- _GOAL OF THE EXERCISE_: From the first line to the last, repeat the data exactly but leave out the pictures.

- _GIVEN RECORDS_:
━━━━━━━━━━━━━━━━

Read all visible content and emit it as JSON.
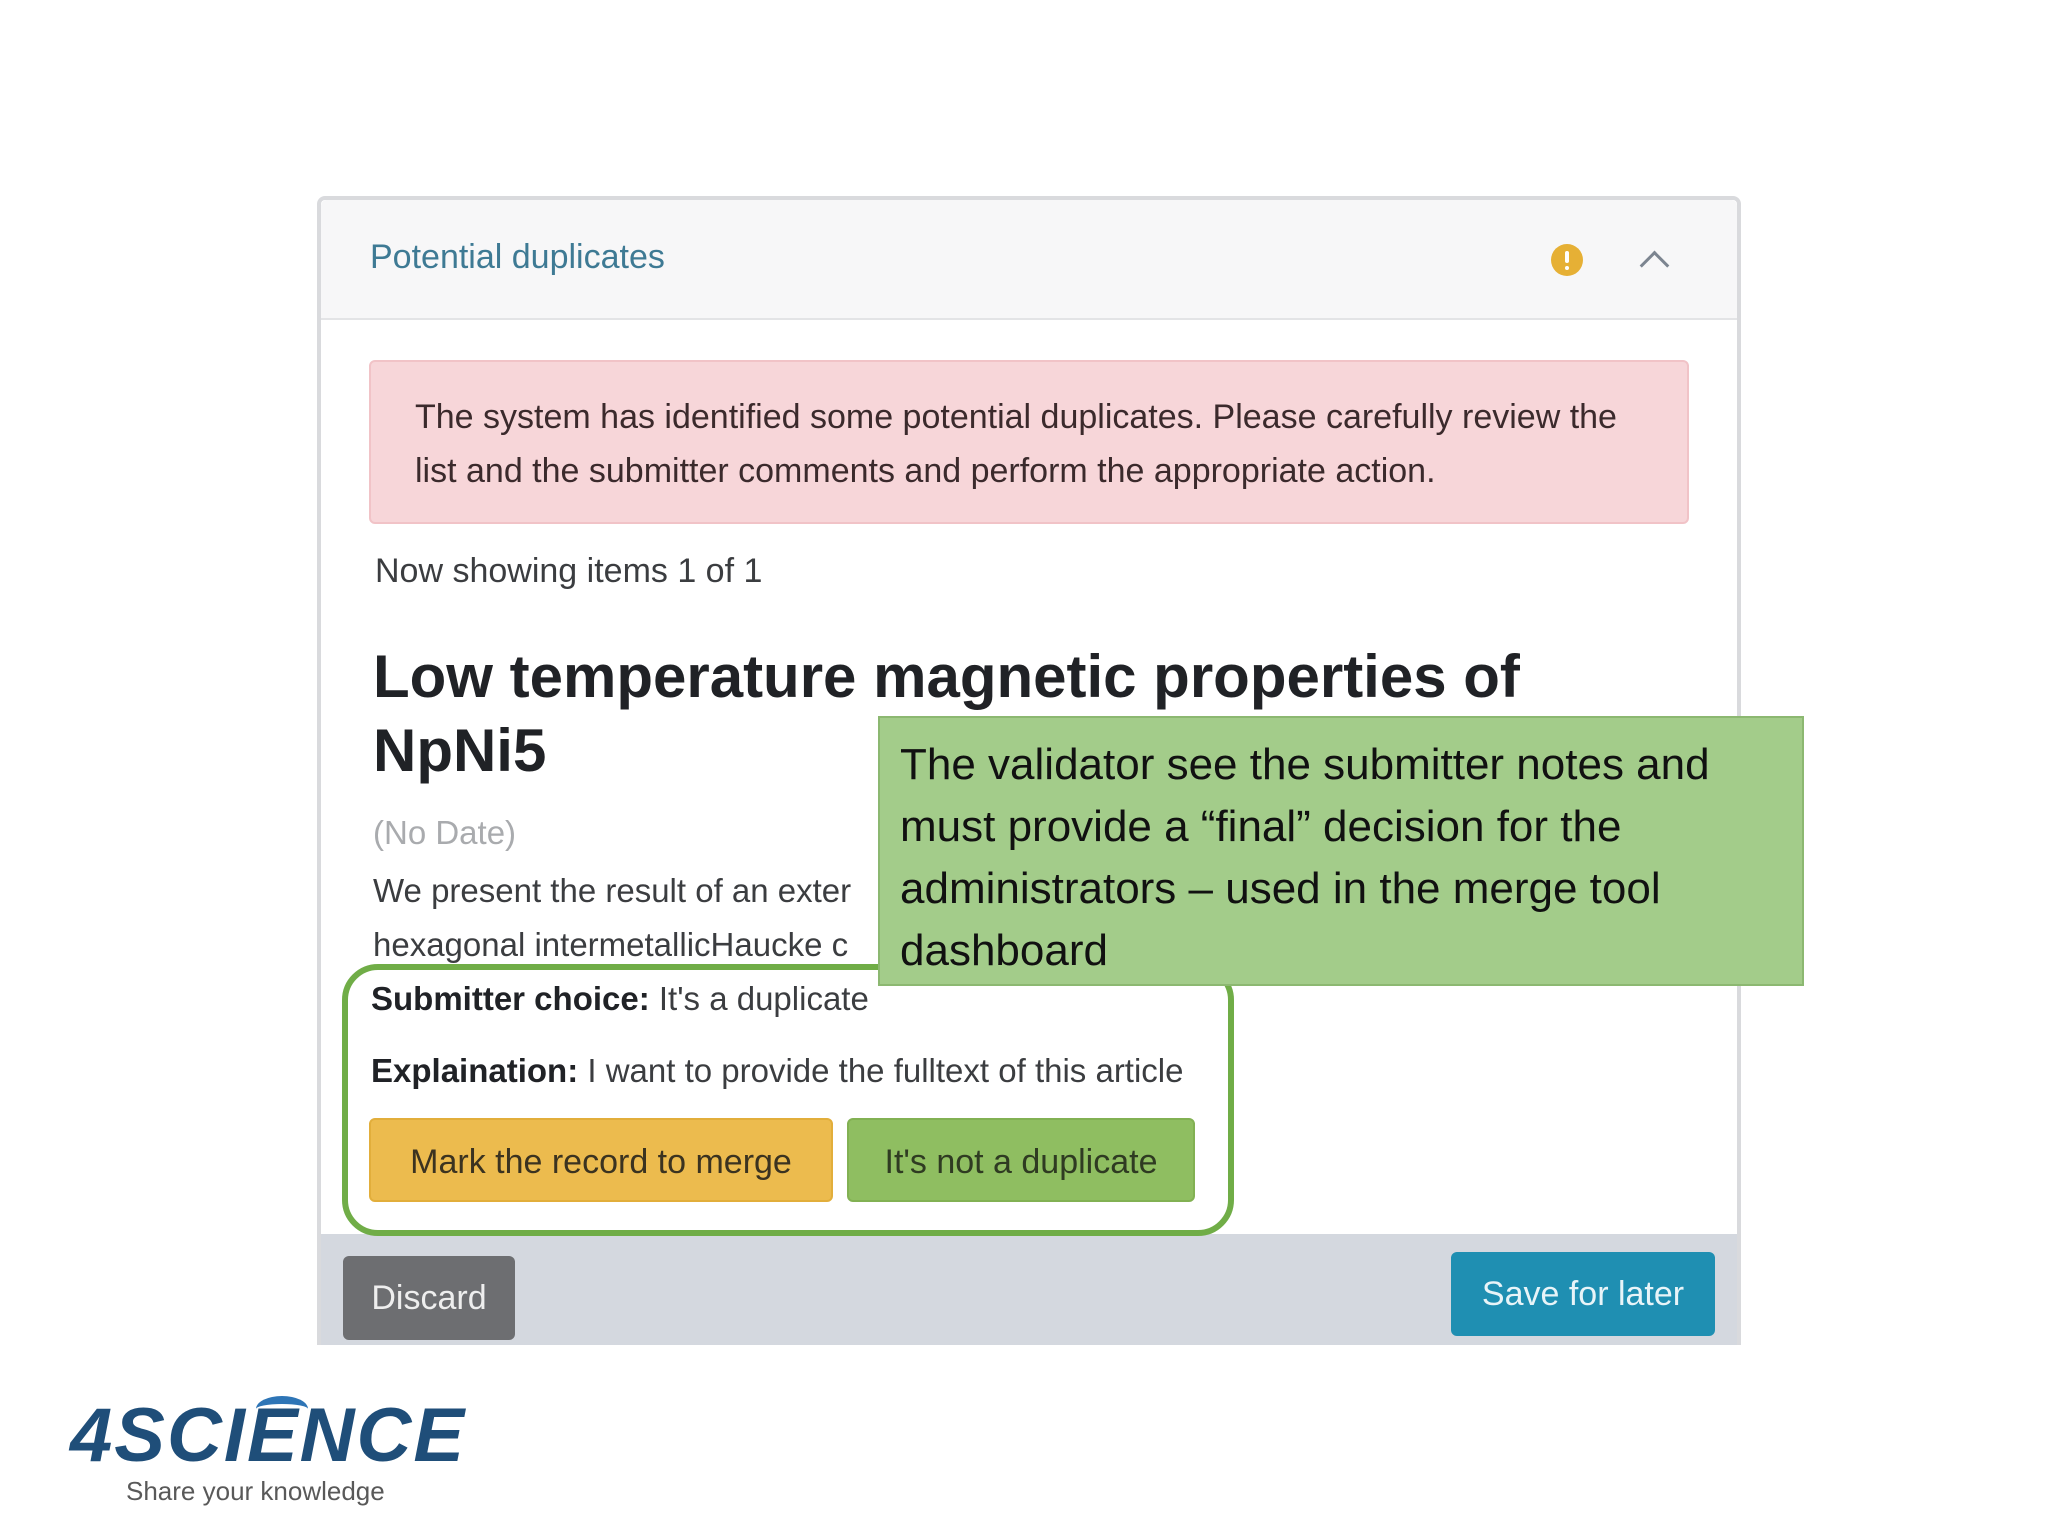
{
  "panel": {
    "title": "Potential duplicates",
    "warning_icon": "exclamation-circle-icon",
    "collapse_icon": "chevron-up-icon"
  },
  "alert": {
    "text": "The system has identified some potential duplicates. Please carefully review the list and the submitter comments and perform the appropriate action."
  },
  "pagination": {
    "text": "Now showing items 1 of 1"
  },
  "item": {
    "title": "Low temperature magnetic properties of NpNi5",
    "date": "(No Date)",
    "abstract_line1": "We present the result of an exter",
    "abstract_line2": "hexagonal intermetallicHaucke c"
  },
  "decision": {
    "submitter_label": "Submitter choice:",
    "submitter_value": "It's a duplicate",
    "explanation_label": "Explaination:",
    "explanation_value": "I want to provide the fulltext of this article"
  },
  "actions": {
    "merge_label": "Mark the record to merge",
    "not_duplicate_label": "It's not a duplicate",
    "discard_label": "Discard",
    "save_label": "Save for later"
  },
  "callout": {
    "text": "The validator see the submitter notes and must provide a “final” decision for the administrators – used in the merge tool dashboard"
  },
  "logo": {
    "name": "4SCIENCE",
    "tagline": "Share your knowledge"
  },
  "colors": {
    "title_blue": "#3e7a94",
    "alert_bg": "#f7d6d9",
    "merge_btn": "#ecbb4e",
    "not_dup_btn": "#8fbe61",
    "save_btn": "#1f8fb2",
    "discard_btn": "#6d6e71",
    "highlight_border": "#70ad47",
    "callout_bg": "#a3cc8a"
  }
}
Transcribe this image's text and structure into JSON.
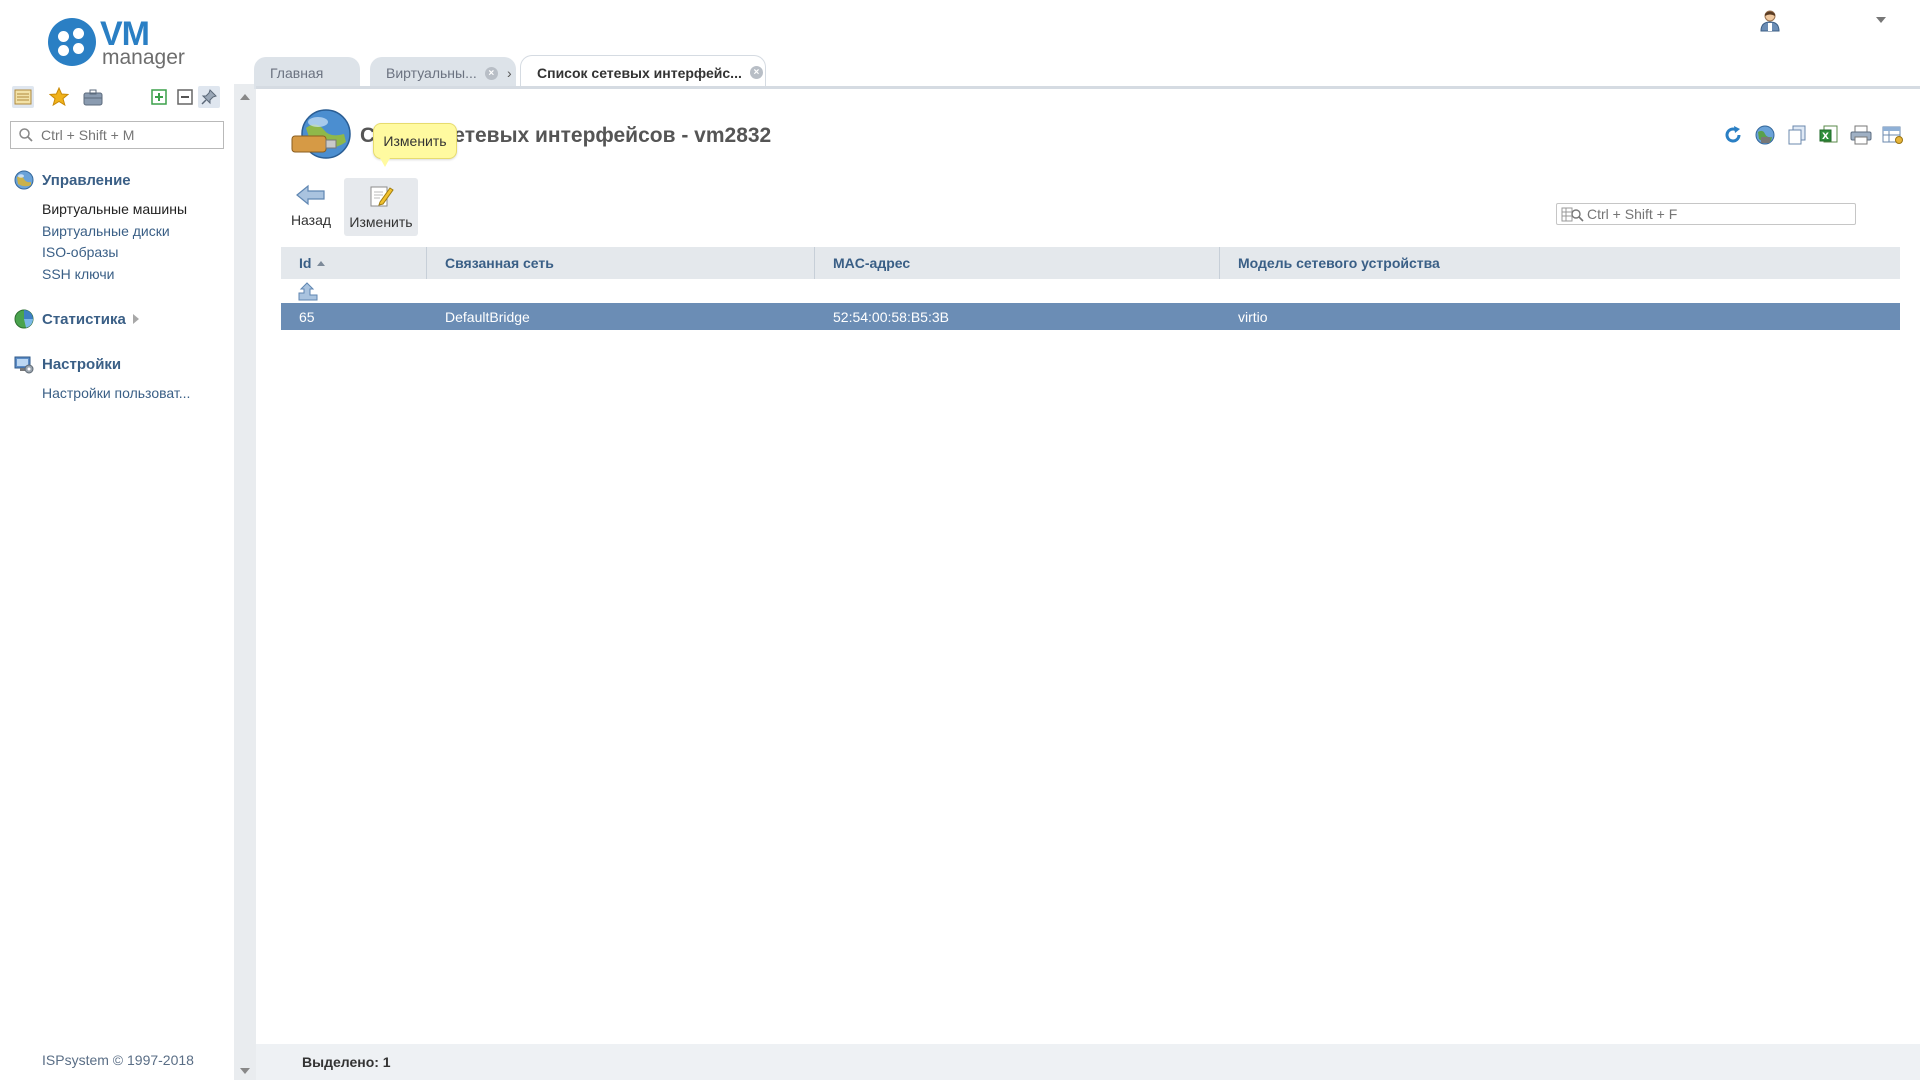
{
  "app": {
    "logo_vm": "VM",
    "logo_manager": "manager",
    "brand_color": "#2a7fc4"
  },
  "sidebar": {
    "search_placeholder": "Ctrl + Shift + M",
    "tools": [
      "tree-view-icon",
      "favorites-star-icon",
      "briefcase-icon",
      "expand-all-icon",
      "collapse-all-icon",
      "pin-icon"
    ],
    "groups": [
      {
        "title": "Управление",
        "icon": "management-globe-icon",
        "items": [
          {
            "label": "Виртуальные машины",
            "current": true
          },
          {
            "label": "Виртуальные диски",
            "current": false
          },
          {
            "label": "ISO-образы",
            "current": false
          },
          {
            "label": "SSH ключи",
            "current": false
          }
        ]
      },
      {
        "title": "Статистика",
        "icon": "statistics-pie-icon",
        "collapsed": true,
        "items": []
      },
      {
        "title": "Настройки",
        "icon": "settings-monitor-icon",
        "items": [
          {
            "label": "Настройки пользоват...",
            "current": false
          }
        ]
      }
    ],
    "copyright": "ISPsystem © 1997-2018"
  },
  "tabs": [
    {
      "label": "Главная",
      "closable": false,
      "active": false
    },
    {
      "label": "Виртуальны...",
      "closable": true,
      "active": false
    },
    {
      "label": "Список сетевых интерфейс...",
      "closable": true,
      "active": true
    }
  ],
  "tab_separator": "›",
  "tab_close_glyph": "×",
  "page": {
    "title": "Список сетевых интерфейсов - vm2832",
    "tooltip": "Изменить",
    "toolbar": {
      "back_label": "Назад",
      "edit_label": "Изменить"
    },
    "right_tools": [
      "refresh-icon",
      "network-globe-icon",
      "copy-icon",
      "export-excel-icon",
      "print-icon",
      "table-settings-icon"
    ],
    "filter_placeholder": "Ctrl + Shift + F"
  },
  "table": {
    "columns": [
      {
        "label": "Id",
        "sorted": "asc"
      },
      {
        "label": "Связанная сеть"
      },
      {
        "label": "MAC-адрес"
      },
      {
        "label": "Модель сетевого устройства"
      }
    ],
    "rows": [
      {
        "cells": [
          "65",
          "DefaultBridge",
          "52:54:00:58:B5:3B",
          "virtio"
        ],
        "selected": true
      }
    ],
    "selected_color": "#6b8db5"
  },
  "status": {
    "selected_text": "Выделено: 1"
  }
}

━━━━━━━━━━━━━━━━

- _ANSWER SPACE_:
Read all visible content and emit it as JSON.
{
  "panel": {
    "title": "Potential duplicates",
    "warning_icon": "exclamation-circle-icon",
    "collapse_icon": "chevron-up-icon"
  },
  "alert": {
    "text": "The system has identified some potential duplicates. Please carefully review the list and the submitter comments and perform the appropriate action."
  },
  "pagination": {
    "text": "Now showing items 1 of 1"
  },
  "item": {
    "title": "Low temperature magnetic properties of NpNi5",
    "date": "(No Date)",
    "abstract_line1": "We present the result of an exter",
    "abstract_line2": "hexagonal intermetallicHaucke c"
  },
  "decision": {
    "submitter_label": "Submitter choice:",
    "submitter_value": "It's a duplicate",
    "explanation_label": "Explaination:",
    "explanation_value": "I want to provide the fulltext of this article"
  },
  "actions": {
    "merge_label": "Mark the record to merge",
    "not_duplicate_label": "It's not a duplicate",
    "discard_label": "Discard",
    "save_label": "Save for later"
  },
  "callout": {
    "text": "The validator see the submitter notes and must provide a “final” decision for the administrators – used in the merge tool dashboard"
  },
  "logo": {
    "name": "4SCIENCE",
    "tagline": "Share your knowledge"
  },
  "colors": {
    "title_blue": "#3e7a94",
    "alert_bg": "#f7d6d9",
    "merge_btn": "#ecbb4e",
    "not_dup_btn": "#8fbe61",
    "save_btn": "#1f8fb2",
    "discard_btn": "#6d6e71",
    "highlight_border": "#70ad47",
    "callout_bg": "#a3cc8a"
  }
}
Transcribe this image's text and structure into JSON.
{
  "app": {
    "logo_vm": "VM",
    "logo_manager": "manager",
    "brand_color": "#2a7fc4"
  },
  "sidebar": {
    "search_placeholder": "Ctrl + Shift + M",
    "tools": [
      "tree-view-icon",
      "favorites-star-icon",
      "briefcase-icon",
      "expand-all-icon",
      "collapse-all-icon",
      "pin-icon"
    ],
    "groups": [
      {
        "title": "Управление",
        "icon": "management-globe-icon",
        "items": [
          {
            "label": "Виртуальные машины",
            "current": true
          },
          {
            "label": "Виртуальные диски",
            "current": false
          },
          {
            "label": "ISO-образы",
            "current": false
          },
          {
            "label": "SSH ключи",
            "current": false
          }
        ]
      },
      {
        "title": "Статистика",
        "icon": "statistics-pie-icon",
        "collapsed": true,
        "items": []
      },
      {
        "title": "Настройки",
        "icon": "settings-monitor-icon",
        "items": [
          {
            "label": "Настройки пользоват...",
            "current": false
          }
        ]
      }
    ],
    "copyright": "ISPsystem © 1997-2018"
  },
  "tabs": [
    {
      "label": "Главная",
      "closable": false,
      "active": false
    },
    {
      "label": "Виртуальны...",
      "closable": true,
      "active": false
    },
    {
      "label": "Список сетевых интерфейс...",
      "closable": true,
      "active": true
    }
  ],
  "tab_separator": "›",
  "tab_close_glyph": "×",
  "page": {
    "title": "Список сетевых интерфейсов - vm2832",
    "tooltip": "Изменить",
    "toolbar": {
      "back_label": "Назад",
      "edit_label": "Изменить"
    },
    "right_tools": [
      "refresh-icon",
      "network-globe-icon",
      "copy-icon",
      "export-excel-icon",
      "print-icon",
      "table-settings-icon"
    ],
    "filter_placeholder": "Ctrl + Shift + F"
  },
  "table": {
    "columns": [
      {
        "label": "Id",
        "sorted": "asc"
      },
      {
        "label": "Связанная сеть"
      },
      {
        "label": "MAC-адрес"
      },
      {
        "label": "Модель сетевого устройства"
      }
    ],
    "rows": [
      {
        "cells": [
          "65",
          "DefaultBridge",
          "52:54:00:58:B5:3B",
          "virtio"
        ],
        "selected": true
      }
    ],
    "selected_color": "#6b8db5"
  },
  "status": {
    "selected_text": "Выделено: 1"
  }
}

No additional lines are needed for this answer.